** Task directions **
All of the records below are to be printed exactly; the pictures are to be left out.

(Dataset rows describing interfaces)
********

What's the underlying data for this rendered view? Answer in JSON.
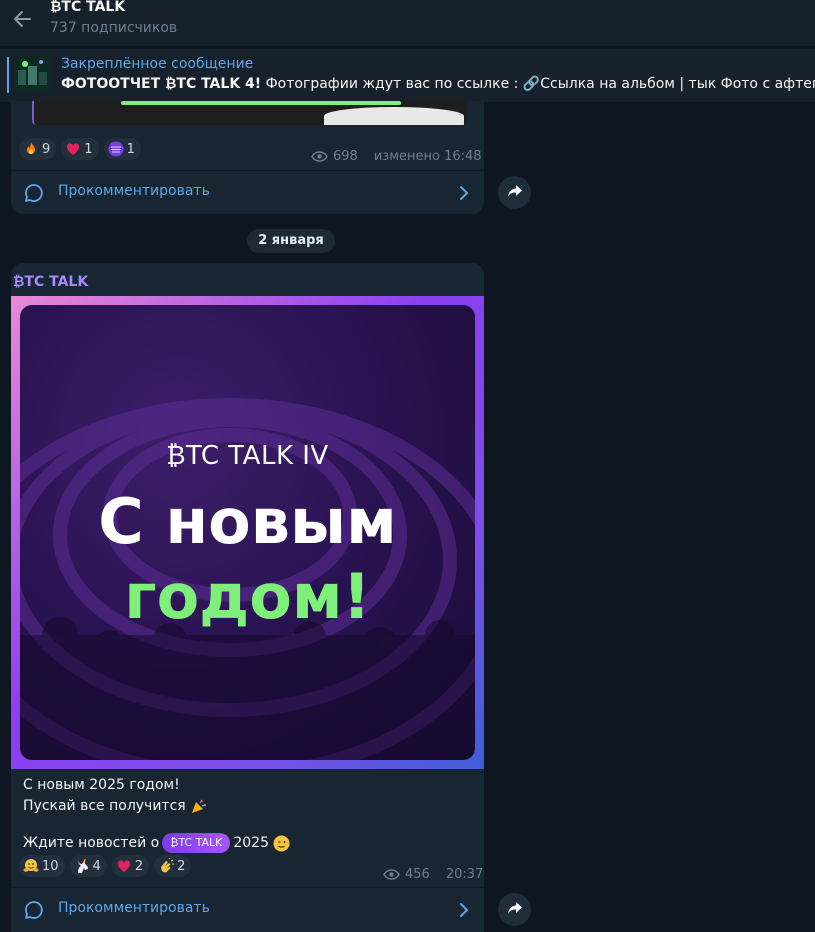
{
  "header": {
    "title": "₿TC TALK",
    "subscribers": "737 подписчиков"
  },
  "pinned": {
    "label": "Закреплённое сообщение",
    "text_bold": "ФОТООТЧЕТ ₿TC TALK 4!",
    "text_rest": " Фотографии ждут вас по ссылке : 🔗Ссылка на альбом | тык  Фото с афтепати буде"
  },
  "post1": {
    "reactions": [
      {
        "icon": "fire-icon",
        "count": "9"
      },
      {
        "icon": "heart-icon",
        "count": "1"
      },
      {
        "icon": "custom-emoji-icon",
        "count": "1"
      }
    ],
    "views": "698",
    "edited": "изменено 16:48",
    "comment_label": "Прокомментировать"
  },
  "date_separator": "2 января",
  "post2": {
    "author": "₿TC TALK",
    "image": {
      "brand": "₿TC TALK IV",
      "line1": "С новым",
      "line2": "годом!"
    },
    "text_line1": "С новым 2025 годом!",
    "text_line2": "Пускай все получится",
    "text_line3_prefix": "Ждите новостей о",
    "badge": "₿TC TALK",
    "text_line3_suffix": "2025",
    "reactions": [
      {
        "icon": "hugging-face-icon",
        "count": "10"
      },
      {
        "icon": "unicorn-icon",
        "count": "4"
      },
      {
        "icon": "heart-icon",
        "count": "2"
      },
      {
        "icon": "clapping-hands-icon",
        "count": "2"
      }
    ],
    "views": "456",
    "time": "20:37",
    "comment_label": "Прокомментировать"
  },
  "colors": {
    "background": "#0e1621",
    "bubble": "#182533",
    "accent": "#5fa7e8",
    "author": "#a78bfa",
    "green": "#7ef07a"
  }
}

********

** Finished exercise **
What's the underlying data for this rendered view? Answer in JSON.
{
  "header": {
    "title": "₿TC TALK",
    "subscribers": "737 подписчиков"
  },
  "pinned": {
    "label": "Закреплённое сообщение",
    "text_bold": "ФОТООТЧЕТ ₿TC TALK 4!",
    "text_rest": " Фотографии ждут вас по ссылке : 🔗Ссылка на альбом | тык  Фото с афтепати буде"
  },
  "post1": {
    "reactions": [
      {
        "icon": "fire-icon",
        "count": "9"
      },
      {
        "icon": "heart-icon",
        "count": "1"
      },
      {
        "icon": "custom-emoji-icon",
        "count": "1"
      }
    ],
    "views": "698",
    "edited": "изменено 16:48",
    "comment_label": "Прокомментировать"
  },
  "date_separator": "2 января",
  "post2": {
    "author": "₿TC TALK",
    "image": {
      "brand": "₿TC TALK IV",
      "line1": "С новым",
      "line2": "годом!"
    },
    "text_line1": "С новым 2025 годом!",
    "text_line2": "Пускай все получится",
    "text_line3_prefix": "Ждите новостей о",
    "badge": "₿TC TALK",
    "text_line3_suffix": "2025",
    "reactions": [
      {
        "icon": "hugging-face-icon",
        "count": "10"
      },
      {
        "icon": "unicorn-icon",
        "count": "4"
      },
      {
        "icon": "heart-icon",
        "count": "2"
      },
      {
        "icon": "clapping-hands-icon",
        "count": "2"
      }
    ],
    "views": "456",
    "time": "20:37",
    "comment_label": "Прокомментировать"
  },
  "colors": {
    "background": "#0e1621",
    "bubble": "#182533",
    "accent": "#5fa7e8",
    "author": "#a78bfa",
    "green": "#7ef07a"
  }
}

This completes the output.